Siza´s intimate restoration work continues in the house for the owner’s daughter, created from stone-walled agricultural dependencies located on the northern lot line of the site. Notable here is the fine woodwork, including the intricately folding interior window shutters of American yellow pine, or the Siza-designed door pulls, old-fashioned round bulbs of Riga fir that convey the characteristic, slightly awkward gentility of Siza´s interior detailing.  

The chapel is a playfully solemn miniature, one of those magical compositions that Siza seems to produce effortlessly, like a quick sketch. The Quinta originally had a chapel with a revered image of Saint Ovidio, according to Siza. A previous owner, tired of the constant intrusions of local worshipers, demolished the chapel, an act that cost him a Papal excommunication. The new chapel is oriented to the west, on the slope above the entry allée at the western extreme of the site, a situation that allowed Siza to create an elaborate approach to the chapel: we pass under the projecting volume of the sacristy, climb a stair to a raised platform, and turn 180 degrees to enter the chapel’s granite-framed doors. (When the owner disputed this arrangement, Siza recalls with amusement, he responded, “My client is God, not you.”)

The chapel follows the four by six meter dimensions typical of those at other estates. A high semicircular window over the altar offers a quick sketch of an apse, with the transepts sketched by the sacristy on one side, unusually lit by a window in the floor, and a cross-shaped window of translucent alabaster on the opposite side, in a play of indirect side lighting often found in the sumptuous Baroque churches of Oporto. Other details include rustic wall benches, a granite altar, a pair of chairs designed by Siza for the church of Santa María in Marco de Canavezes and made from Japanese sycamore, and a 17th century Ivory figure of Christ from Portuguese Goa, mounted on a silver stand designed by Siza.

Finally, the pool house with its zinc facade and wide interior spans brings the Quinta entirely into the present. Siza again creates a masterful yet simple composition through the lighting and approach to the space. We enter the pool area via a wide corridor and descending steps, after passing through semi-transparent glass doors etched with Siza´s line drawings of horses. A window wall at eye level with the ground outside and a trench skylight over the pool (with a retractable roof for summertime use) illuminate the vividly-contrasting wall planes in blue and yellow tile, with sketches of human figures by Siza, and the white marble deck and basin.  José Luis Gomes, Siza’s project architect, explains that the sensual colors and drawings, unusual in Siza´s work, were inspired in part by a visit to Mexico.

The Quinta Santo Ovidio reveals the surprising connections between Siza’s highly personal formal language, Portugal’s rural Baroque architecture, and its surviving craft traditions. Siza himself describes much of the workmanship on the estate as “not precious, but fresh,” by which he seems to mean that some of the unexpected spark of rustic grace in details such as the curved edges of the marble bathroom vanities or the rough granite arch over the garage entrance are not simply a reflection of Siza’s characteristic mock innocence of line.

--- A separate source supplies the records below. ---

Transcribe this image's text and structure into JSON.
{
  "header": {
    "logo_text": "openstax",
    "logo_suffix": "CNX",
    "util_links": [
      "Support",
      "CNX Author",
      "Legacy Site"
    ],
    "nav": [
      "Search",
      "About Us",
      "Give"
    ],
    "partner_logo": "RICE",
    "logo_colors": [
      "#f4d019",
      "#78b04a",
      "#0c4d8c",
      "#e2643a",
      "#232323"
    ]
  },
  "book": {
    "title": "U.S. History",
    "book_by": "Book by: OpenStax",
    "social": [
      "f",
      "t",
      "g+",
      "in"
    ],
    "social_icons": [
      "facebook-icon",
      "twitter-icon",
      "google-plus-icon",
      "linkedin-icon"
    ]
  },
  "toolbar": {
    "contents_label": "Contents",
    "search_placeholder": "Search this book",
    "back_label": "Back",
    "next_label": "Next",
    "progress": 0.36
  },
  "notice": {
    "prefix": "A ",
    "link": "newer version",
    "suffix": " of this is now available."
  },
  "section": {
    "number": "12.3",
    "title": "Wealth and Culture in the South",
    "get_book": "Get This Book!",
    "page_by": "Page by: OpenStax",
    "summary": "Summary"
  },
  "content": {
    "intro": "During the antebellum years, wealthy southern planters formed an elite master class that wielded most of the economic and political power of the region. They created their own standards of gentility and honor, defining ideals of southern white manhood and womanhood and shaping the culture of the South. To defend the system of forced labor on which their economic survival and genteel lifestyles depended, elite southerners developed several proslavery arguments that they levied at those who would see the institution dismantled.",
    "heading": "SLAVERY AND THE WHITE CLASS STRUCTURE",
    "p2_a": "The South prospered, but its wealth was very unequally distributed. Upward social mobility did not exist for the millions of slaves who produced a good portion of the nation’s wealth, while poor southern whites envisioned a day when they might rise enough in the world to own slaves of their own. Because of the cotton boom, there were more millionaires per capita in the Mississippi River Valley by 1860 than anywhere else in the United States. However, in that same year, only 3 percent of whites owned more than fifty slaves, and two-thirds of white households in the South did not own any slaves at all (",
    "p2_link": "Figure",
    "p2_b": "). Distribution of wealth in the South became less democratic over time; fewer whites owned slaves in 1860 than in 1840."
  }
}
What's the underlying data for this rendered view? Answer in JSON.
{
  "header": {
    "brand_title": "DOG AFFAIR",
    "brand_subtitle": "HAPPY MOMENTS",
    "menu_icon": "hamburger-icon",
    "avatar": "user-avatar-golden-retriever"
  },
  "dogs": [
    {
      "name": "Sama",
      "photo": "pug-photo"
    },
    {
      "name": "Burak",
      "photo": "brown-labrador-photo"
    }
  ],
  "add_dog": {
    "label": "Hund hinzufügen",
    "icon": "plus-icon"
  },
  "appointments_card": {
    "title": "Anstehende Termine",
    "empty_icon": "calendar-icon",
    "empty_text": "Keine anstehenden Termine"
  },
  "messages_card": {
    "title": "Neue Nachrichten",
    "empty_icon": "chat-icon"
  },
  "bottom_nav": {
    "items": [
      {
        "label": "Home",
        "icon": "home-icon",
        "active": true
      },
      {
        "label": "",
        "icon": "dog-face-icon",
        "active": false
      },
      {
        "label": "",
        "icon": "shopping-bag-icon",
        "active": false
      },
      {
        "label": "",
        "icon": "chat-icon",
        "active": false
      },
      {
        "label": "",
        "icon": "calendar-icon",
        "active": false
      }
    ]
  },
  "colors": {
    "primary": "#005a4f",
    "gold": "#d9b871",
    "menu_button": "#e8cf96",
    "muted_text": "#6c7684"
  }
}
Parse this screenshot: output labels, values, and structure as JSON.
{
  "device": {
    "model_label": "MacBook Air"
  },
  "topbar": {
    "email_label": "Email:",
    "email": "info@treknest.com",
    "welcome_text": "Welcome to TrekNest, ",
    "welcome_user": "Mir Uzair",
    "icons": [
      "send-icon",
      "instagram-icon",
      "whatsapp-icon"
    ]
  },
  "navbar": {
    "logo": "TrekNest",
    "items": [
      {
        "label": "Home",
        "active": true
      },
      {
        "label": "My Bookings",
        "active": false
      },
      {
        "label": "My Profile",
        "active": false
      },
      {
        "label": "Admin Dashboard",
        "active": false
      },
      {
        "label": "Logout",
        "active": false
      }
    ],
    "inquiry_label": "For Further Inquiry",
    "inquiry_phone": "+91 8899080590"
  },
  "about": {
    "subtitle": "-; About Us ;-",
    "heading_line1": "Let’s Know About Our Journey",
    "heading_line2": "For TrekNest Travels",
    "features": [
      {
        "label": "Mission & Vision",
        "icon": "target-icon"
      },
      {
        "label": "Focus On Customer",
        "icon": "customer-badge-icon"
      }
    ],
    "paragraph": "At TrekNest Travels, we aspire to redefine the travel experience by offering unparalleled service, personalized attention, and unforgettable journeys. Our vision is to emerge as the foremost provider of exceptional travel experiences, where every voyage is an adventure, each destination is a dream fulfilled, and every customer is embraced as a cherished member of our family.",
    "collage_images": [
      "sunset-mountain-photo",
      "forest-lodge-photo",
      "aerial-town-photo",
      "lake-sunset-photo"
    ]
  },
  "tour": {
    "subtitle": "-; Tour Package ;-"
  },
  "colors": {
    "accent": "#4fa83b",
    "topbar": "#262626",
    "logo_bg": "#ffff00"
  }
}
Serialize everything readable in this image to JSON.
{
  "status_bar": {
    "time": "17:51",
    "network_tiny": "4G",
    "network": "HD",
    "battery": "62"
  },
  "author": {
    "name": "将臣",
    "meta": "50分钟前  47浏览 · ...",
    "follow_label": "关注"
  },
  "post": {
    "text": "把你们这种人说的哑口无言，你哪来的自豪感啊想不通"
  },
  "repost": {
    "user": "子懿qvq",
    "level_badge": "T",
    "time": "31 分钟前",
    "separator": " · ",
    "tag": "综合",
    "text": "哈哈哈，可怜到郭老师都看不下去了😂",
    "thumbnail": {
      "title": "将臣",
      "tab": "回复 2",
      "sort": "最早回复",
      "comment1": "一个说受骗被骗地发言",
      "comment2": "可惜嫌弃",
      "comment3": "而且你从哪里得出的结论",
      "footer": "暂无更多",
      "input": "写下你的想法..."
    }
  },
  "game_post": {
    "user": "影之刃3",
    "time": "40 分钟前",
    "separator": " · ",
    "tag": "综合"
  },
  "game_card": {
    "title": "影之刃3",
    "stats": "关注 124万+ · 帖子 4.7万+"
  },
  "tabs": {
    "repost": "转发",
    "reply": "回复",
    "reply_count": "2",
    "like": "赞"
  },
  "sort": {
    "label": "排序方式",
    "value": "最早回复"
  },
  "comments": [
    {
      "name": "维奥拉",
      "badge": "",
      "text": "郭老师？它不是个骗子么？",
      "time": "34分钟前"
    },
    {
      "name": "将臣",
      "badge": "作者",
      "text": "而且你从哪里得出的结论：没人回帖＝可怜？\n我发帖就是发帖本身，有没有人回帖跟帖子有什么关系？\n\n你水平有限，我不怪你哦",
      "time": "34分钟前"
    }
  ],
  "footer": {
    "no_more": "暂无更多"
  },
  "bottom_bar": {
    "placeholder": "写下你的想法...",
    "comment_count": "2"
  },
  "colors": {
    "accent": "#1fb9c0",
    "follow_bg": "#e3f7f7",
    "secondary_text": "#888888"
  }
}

At a larger scale, the fragmentary Baroque elements of the Quinta bear the same relation to the grand axes of Rome or Versailles that Siza´s quirky modernism has to the canonical works of Le Corbusier or Mies. Siza, who is considered one of the pioneers in introducing modern architecture to Portugal, transforms it from a universalizing formal language into a language of particularity and fragmentation: he passes Modernism through the historic, rumpled, genteel hillside gardens of northern Portugal.